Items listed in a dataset
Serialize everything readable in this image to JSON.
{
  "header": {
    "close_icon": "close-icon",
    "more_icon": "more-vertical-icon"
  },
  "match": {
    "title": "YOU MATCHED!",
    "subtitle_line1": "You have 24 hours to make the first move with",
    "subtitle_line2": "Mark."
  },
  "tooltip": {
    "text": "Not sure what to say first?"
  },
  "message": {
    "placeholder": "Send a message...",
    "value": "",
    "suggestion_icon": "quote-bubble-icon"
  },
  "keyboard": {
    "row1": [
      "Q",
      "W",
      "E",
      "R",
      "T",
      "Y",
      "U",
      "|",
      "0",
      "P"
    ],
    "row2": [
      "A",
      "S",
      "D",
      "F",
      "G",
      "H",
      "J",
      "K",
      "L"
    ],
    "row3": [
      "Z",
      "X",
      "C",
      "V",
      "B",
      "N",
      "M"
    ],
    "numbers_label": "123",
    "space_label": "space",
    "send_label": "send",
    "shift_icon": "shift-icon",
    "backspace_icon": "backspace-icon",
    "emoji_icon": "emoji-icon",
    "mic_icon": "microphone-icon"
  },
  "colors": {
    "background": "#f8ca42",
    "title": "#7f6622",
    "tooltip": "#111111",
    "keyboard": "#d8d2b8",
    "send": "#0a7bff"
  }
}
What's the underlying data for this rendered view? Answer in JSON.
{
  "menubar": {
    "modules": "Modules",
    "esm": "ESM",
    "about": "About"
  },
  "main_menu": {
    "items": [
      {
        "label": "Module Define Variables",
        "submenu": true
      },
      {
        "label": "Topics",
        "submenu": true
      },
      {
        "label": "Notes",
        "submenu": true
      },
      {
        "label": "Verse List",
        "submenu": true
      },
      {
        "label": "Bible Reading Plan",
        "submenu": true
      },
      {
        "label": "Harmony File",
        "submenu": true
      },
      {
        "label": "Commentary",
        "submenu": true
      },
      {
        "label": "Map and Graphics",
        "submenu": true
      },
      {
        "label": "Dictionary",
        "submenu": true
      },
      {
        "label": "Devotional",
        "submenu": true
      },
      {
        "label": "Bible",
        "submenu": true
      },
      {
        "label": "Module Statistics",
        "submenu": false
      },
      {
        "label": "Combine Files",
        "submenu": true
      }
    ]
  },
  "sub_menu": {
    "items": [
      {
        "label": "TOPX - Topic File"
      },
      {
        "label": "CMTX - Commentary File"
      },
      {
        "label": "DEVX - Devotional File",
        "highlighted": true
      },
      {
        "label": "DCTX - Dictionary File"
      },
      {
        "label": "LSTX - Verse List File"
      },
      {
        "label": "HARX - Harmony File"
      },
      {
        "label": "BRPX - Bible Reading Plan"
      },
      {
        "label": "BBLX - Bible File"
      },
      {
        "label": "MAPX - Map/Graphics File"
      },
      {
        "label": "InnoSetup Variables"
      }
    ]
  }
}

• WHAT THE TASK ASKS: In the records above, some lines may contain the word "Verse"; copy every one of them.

• ANSWER:
        "label": "Verse List",
        "label": "LSTX - Verse List File"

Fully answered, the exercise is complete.